Jeannette Betancourt (New York 1959) grew up in the Puerto Rican tropics, where her daily life allows her to experience the vital balance of the flow of nature, which inevitably includes her. Her games and, therefore, the acquisition of the founding knowledge of her being, takes place between the ravines and the treetops as well as in rural and urban life, with the turbulences of the environment and the battles that she turns into achievements. Her destiny drifts through different territories in the search for that which burns us inside, until it brings her to Mexico, where she encounters her great double discovery: love and art.
In Mexico City in 1985, Jeannette assumes herself to be a neochilanga and begins her integration into the art world, which she does with that telluric but subtle natural force that characterizes her. She is trained as a sculptor and confronts the materials in a direct, profound, and ethical dialogue. She forges herself as an artist and soon builds her voice and her language. Her work diversifies.
Jeannette rebels against planetary destruction through her work, which develops along formal and philosophical lines that point towards enunciation and denunciation. The work produced in this millennium is focused on abstracting the strength and aesthetics of nature to oppose it to the voracious anthropocentrism, it is loaded with meanings of resistance to the interruption of the natural flow produced either by the vain religious, food, political, extractive myths to establish what she perceived since she was a child: broken balance comes chaos.

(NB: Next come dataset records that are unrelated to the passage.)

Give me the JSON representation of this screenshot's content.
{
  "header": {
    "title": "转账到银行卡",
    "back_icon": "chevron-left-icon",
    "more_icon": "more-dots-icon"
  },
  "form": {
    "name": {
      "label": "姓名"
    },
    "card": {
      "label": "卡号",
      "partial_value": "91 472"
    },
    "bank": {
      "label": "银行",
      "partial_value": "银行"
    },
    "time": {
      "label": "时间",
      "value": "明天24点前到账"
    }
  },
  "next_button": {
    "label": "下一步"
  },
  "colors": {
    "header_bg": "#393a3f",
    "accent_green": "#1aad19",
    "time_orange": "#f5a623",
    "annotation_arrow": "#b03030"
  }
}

For Tu de mi, yo de ti, women artists from Mexico.
A digital project by Carla Rippey.